*** Block opens ***

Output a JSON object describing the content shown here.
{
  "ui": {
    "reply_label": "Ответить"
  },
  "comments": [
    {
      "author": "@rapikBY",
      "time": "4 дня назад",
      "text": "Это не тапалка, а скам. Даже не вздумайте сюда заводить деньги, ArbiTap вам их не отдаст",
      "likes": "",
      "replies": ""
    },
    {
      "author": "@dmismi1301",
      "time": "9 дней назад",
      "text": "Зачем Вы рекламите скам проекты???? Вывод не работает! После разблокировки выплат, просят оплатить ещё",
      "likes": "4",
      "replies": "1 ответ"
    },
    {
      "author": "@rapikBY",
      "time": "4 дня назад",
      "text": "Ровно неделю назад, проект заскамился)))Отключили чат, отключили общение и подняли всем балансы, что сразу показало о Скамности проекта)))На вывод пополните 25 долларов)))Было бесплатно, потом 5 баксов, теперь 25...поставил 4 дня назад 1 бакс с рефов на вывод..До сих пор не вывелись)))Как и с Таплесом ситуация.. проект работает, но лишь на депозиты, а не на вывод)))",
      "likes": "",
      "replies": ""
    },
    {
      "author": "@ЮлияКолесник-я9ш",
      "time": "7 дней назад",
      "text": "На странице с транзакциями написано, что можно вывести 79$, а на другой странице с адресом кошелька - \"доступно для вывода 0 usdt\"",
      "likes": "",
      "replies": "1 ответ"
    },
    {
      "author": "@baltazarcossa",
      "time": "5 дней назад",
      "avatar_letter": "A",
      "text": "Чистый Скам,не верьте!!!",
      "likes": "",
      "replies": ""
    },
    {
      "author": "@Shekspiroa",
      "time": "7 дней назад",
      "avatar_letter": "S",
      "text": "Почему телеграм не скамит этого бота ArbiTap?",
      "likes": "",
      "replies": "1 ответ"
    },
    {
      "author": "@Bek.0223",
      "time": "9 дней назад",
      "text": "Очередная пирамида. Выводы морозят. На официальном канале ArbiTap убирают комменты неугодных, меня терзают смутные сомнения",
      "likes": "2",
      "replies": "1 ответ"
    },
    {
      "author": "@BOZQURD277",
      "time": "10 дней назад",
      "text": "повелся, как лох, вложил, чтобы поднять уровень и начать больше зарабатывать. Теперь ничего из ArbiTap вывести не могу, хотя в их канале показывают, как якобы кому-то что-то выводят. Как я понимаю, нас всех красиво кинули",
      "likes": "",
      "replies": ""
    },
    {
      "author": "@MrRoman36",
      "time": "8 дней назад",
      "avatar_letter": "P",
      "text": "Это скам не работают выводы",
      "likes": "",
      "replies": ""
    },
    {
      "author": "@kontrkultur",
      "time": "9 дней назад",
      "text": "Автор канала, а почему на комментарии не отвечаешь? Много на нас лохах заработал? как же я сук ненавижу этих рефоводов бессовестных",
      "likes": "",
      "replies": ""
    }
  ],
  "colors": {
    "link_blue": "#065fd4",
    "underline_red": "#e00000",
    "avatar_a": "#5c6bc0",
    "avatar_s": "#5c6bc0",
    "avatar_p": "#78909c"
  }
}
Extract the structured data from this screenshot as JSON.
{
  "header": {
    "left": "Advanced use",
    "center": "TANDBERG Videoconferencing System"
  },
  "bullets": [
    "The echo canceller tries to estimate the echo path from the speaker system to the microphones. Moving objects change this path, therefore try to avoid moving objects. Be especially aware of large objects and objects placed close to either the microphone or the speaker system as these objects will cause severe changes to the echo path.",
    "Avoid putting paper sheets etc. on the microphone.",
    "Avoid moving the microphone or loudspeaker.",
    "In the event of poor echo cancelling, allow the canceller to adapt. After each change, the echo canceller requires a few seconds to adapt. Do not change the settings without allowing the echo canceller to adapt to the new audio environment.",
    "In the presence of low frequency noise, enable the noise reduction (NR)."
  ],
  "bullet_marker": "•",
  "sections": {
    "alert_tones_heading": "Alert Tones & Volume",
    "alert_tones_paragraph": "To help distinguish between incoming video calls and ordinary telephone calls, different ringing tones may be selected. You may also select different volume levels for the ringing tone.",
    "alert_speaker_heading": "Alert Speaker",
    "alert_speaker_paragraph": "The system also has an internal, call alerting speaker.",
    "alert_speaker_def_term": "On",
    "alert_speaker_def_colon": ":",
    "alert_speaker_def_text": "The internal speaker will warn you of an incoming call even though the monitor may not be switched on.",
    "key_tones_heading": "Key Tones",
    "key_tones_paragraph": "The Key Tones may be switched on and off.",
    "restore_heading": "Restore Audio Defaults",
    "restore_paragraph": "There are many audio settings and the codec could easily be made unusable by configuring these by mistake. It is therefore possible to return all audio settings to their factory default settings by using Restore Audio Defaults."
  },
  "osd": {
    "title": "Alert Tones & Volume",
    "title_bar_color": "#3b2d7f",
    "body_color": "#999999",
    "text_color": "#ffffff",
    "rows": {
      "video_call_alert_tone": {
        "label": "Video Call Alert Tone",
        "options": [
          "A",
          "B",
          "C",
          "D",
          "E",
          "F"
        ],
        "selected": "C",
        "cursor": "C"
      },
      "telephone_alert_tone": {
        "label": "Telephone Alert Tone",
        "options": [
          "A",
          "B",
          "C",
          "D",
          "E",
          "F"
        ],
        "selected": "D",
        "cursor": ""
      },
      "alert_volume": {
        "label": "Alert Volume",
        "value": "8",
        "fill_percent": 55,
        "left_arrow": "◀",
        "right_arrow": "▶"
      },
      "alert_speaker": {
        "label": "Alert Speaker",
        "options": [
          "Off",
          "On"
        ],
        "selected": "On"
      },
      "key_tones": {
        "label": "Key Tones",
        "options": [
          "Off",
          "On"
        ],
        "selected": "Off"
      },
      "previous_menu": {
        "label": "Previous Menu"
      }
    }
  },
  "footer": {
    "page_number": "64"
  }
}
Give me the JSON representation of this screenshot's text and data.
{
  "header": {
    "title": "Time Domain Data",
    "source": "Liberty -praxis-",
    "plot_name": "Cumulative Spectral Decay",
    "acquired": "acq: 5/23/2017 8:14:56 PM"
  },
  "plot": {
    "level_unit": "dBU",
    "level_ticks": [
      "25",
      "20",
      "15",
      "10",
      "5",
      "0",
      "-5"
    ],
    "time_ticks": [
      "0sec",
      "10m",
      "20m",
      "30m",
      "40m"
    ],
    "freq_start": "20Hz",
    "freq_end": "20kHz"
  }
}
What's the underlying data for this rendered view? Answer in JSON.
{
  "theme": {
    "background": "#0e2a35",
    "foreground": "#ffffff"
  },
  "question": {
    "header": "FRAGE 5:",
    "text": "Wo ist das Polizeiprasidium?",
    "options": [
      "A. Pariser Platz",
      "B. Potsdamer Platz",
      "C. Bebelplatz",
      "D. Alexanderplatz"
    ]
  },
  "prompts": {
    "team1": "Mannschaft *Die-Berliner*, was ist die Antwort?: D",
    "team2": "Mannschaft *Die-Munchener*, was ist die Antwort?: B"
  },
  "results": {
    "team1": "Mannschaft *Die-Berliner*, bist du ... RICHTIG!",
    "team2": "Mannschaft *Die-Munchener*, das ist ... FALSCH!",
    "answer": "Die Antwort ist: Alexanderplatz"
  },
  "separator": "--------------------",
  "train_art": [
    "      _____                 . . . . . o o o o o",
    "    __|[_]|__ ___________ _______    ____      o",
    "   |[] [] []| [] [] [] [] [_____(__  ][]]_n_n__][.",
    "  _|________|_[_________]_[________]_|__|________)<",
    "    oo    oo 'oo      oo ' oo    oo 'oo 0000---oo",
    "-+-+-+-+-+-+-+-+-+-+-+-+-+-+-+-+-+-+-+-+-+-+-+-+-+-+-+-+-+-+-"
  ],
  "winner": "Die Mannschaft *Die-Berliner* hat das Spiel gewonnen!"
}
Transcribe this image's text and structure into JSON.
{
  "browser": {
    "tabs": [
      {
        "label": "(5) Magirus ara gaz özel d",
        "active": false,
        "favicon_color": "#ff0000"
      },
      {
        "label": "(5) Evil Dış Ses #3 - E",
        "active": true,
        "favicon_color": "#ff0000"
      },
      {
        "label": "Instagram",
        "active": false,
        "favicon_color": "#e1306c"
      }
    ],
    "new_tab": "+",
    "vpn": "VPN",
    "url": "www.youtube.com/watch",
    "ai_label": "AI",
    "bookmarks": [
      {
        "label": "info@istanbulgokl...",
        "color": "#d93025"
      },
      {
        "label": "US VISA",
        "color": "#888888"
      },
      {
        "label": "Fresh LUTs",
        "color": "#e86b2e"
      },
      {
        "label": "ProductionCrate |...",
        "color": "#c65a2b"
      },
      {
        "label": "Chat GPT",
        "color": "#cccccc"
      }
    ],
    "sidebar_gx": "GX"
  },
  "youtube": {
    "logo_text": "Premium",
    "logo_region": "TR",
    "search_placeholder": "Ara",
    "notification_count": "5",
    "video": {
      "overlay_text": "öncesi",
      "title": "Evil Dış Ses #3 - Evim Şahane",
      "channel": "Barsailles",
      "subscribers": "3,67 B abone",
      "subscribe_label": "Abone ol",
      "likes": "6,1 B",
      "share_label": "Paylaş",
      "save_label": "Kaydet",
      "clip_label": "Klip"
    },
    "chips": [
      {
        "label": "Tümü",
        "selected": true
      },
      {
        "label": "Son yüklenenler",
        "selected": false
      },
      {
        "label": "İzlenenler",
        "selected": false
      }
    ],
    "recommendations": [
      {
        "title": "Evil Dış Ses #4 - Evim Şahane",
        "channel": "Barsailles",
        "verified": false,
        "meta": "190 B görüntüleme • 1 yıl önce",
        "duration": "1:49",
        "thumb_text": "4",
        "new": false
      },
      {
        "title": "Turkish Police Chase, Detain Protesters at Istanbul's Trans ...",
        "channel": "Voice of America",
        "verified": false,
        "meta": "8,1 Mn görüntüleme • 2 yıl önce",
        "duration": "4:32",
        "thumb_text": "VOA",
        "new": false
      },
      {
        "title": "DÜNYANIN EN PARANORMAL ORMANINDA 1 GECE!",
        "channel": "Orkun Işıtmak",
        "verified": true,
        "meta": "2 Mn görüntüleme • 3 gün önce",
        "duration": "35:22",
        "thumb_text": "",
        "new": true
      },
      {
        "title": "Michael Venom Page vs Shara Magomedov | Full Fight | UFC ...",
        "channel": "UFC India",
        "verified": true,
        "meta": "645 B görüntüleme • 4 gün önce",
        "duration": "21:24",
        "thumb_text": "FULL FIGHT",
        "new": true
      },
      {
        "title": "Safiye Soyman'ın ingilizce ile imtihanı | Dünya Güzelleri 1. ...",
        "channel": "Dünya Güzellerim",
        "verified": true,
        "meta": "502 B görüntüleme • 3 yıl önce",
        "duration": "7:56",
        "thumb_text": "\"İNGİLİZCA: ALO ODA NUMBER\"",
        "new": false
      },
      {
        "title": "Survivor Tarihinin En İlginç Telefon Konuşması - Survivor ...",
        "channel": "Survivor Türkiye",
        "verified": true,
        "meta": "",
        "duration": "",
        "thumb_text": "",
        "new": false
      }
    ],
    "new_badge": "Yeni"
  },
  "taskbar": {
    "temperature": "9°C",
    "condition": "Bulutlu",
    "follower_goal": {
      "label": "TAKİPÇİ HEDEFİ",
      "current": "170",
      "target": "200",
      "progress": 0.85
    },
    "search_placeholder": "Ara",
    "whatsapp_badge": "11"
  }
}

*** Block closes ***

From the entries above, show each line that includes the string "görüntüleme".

- Solution:
        "meta": "190 B görüntüleme • 1 yıl önce",
        "meta": "8,1 Mn görüntüleme • 2 yıl önce",
        "meta": "2 Mn görüntüleme • 3 gün önce",
        "meta": "645 B görüntüleme • 4 gün önce",
        "meta": "502 B görüntüleme • 3 yıl önce",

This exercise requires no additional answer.